 Shelby Kinney-Lang, “Climate Change Could Decimate the American Ski Industry,” Vice News, February 16, 2015, https://news.vice.com/article/climate-change-could-decimate-the-american-ski-industry, accessed November 2016.
 Jeff DeLong, “Sierra Snowpack is ‘worst in a century,’” USA Today, April 1, 2015, http://www.usatoday.com/story/weather/2015/04/01/sierra-snowpack-drought-california-lake-tahoe/70760264/, accessed November 2016. [Chart above also created using data from the article]
 Vail Resorts, June 8, 2015, Quarterly Report, p. 6, http://investors.vailresorts.com/secfiling.cfm?filingid=812011-15-31&CIK=812011.
 Jason Blevins, “Vail Resorts revenue hits $1.4B, 2015 earnings strong despite bad snow,” The Denver Post, September 28, 2015, http://www.denverpost.com/2015/09/28/vail-resorts-revenue-hits-1-4b-2015-earnings-strong-despite-bad-snow/, accessed November 2016.

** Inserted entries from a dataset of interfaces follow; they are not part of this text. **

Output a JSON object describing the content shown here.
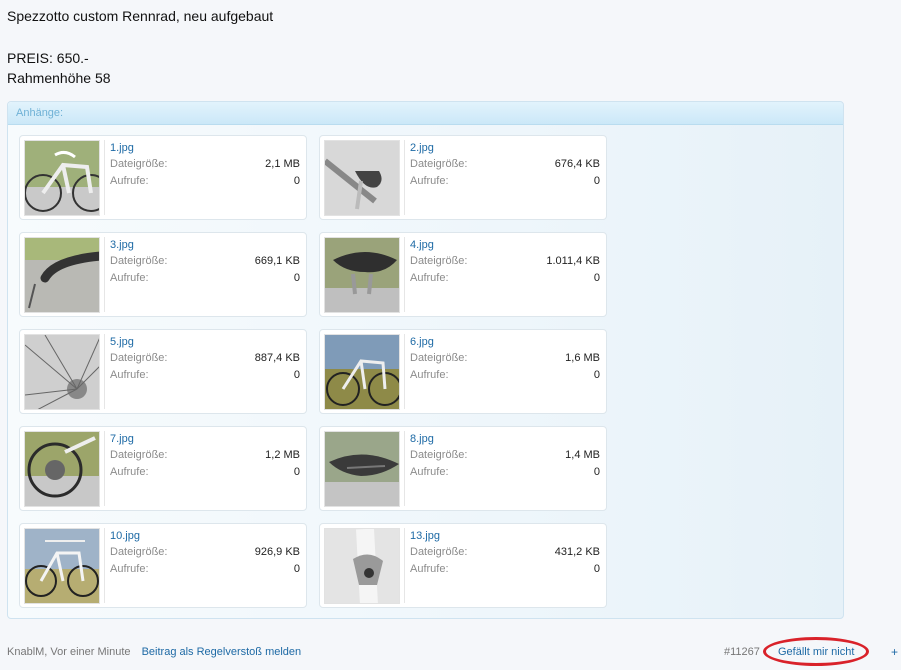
{
  "post": {
    "title": "Spezzotto custom Rennrad, neu aufgebaut",
    "price": "PREIS: 650.-",
    "frame": "Rahmenhöhe 58"
  },
  "attachments": {
    "header": "Anhänge:",
    "size_label": "Dateigröße:",
    "views_label": "Aufrufe:",
    "items": [
      {
        "name": "1.jpg",
        "size": "2,1 MB",
        "views": "0",
        "thumb": "bike-frame-photo"
      },
      {
        "name": "2.jpg",
        "size": "676,4 KB",
        "views": "0",
        "thumb": "brake-lever-photo"
      },
      {
        "name": "3.jpg",
        "size": "669,1 KB",
        "views": "0",
        "thumb": "handlebar-photo"
      },
      {
        "name": "4.jpg",
        "size": "1.011,4 KB",
        "views": "0",
        "thumb": "saddle-photo"
      },
      {
        "name": "5.jpg",
        "size": "887,4 KB",
        "views": "0",
        "thumb": "wheel-hub-photo"
      },
      {
        "name": "6.jpg",
        "size": "1,6 MB",
        "views": "0",
        "thumb": "bike-side-photo"
      },
      {
        "name": "7.jpg",
        "size": "1,2 MB",
        "views": "0",
        "thumb": "rear-cassette-photo"
      },
      {
        "name": "8.jpg",
        "size": "1,4 MB",
        "views": "0",
        "thumb": "saddle-top-photo"
      },
      {
        "name": "10.jpg",
        "size": "926,9 KB",
        "views": "0",
        "thumb": "full-bike-photo"
      },
      {
        "name": "13.jpg",
        "size": "431,2 KB",
        "views": "0",
        "thumb": "brake-caliper-photo"
      }
    ]
  },
  "footer": {
    "author": "KnablM, Vor einer Minute",
    "report": "Beitrag als Regelverstoß melden",
    "post_number": "#11267",
    "like": "Gefällt mir nicht",
    "plus": "+"
  },
  "colors": {
    "link": "#1e6aa5",
    "highlight_circle": "#d9222a",
    "header_text": "#6fb1d6"
  }
}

 Katia Dmitrieva and Prashant Gopal, “Vail to Buy Whistler Blackcomb Ski Resort for $1.05 Billion,” Bloomberg, April 8, 2016, http://www.bloomberg.com/news/articles/2016-08-08/vail-to-buy-whistler-blackcomb-ski-resort-in-1-05-billion-deal, accessed November 2016.
 As a ski blogger who goes by Barclay put it, “Vail has created the ultimate game of ski condition musical chairs. When it rains in Whistler, Epic Pass holders can head to Colorado. And when drought strikes California, its pass holders can head north and ski Whistler.”
Barclay (blogger handle), “Vail Resorts Purchased Whistler Partly To Hedge Its Bet Against Climate Change,” Unofficial Networks (part of USA TODAY Lifestyle/Action Sports), August 18, 2016, http://unofficialnetworks.com/2016/08/vail-resorts-purchased-whistler-partly-to-hedge-its-bet-against-climate-change, accessed November 2016.
 Swati Pandey, “Australia’s not-so Snowy Mountains: Why Vail bought a ski resort Down Under,” Reuters, April 7, 2015, http://www.reuters.com/article/us-vail-resorts-m-a-australia-idUSKBN0MW0R620150407, accessed November 2016.
 Vail Resorts, June 8 2015, Quarterly Report, p. 6, http://files.shareholder.com/downloads/MTN/3117782759x0x913014/68BF4BB5-DB35-4BCD-AAA4-92512CF4D0B4/2016_Proxy_and_Form_10-K.pdf.
 “Private lessons,” Vail Mountain, http://www.vail.com/plan-your-trip/book-ski-and-ride-lessons/products/Private-Ski-Lesson?pfm=lrmore.
 Jason Blevins, “Vail’s $25 million summer development sparks new era of year-round ski resort playgrounds,” The Denver Post, June 27, 2016, http://www.denverpost.com/2016/06/27/vail-resort-off-season-activities-epic-discovery/, accessed November 2016.
 Dow Jones Newswires, “Vail Resorts posts deeper-than-anticipated loss, but revenue grows on season-pass sales,” The Denver Post, September 26, 2016, http://www.denverpost.com/2016/09/26/vail-resorts-posts-loss-revenue-grows-season-pass-sales/, accessed November 2016.
 Vail Resorts, June 8, 2015, Annual Report, p. 3, http://files.shareholder.com/downloads/MTN/3118275963x0x913014/68BF4BB5-DB35-4BCD-AAA4-92512CF4D0B4/2016_Proxy_and_Form_10-K.pdf.
 Alan Neuhauser, “Snowfall No Longer a Sure Bet, Booming Ski Towns Fight Going Bust,” U.S. News and World Report, February 14, 2014, http://www.usnews.com/news/articles/2014/02/14/snowfall-no-longer-a-sure-bet-booming-ski-towns-fight-going-bust, accessed November 2016.
Terry Root, a Senior Fellow at Stanford’s Wood Institute for the Environment, conveyed the pessimistic outlook many have on the ski industry when she said, “There’s going to be good years and there’s going to be god-awful years. The globe is warming so rapidly, and variability is increasing so much – both of those things together, I’m glad I don’t have stock in ski areas.”
Feature Photo, courtesy of Adam Simmons, used under Creative Commons license, https://flic.kr/p/D4QHWL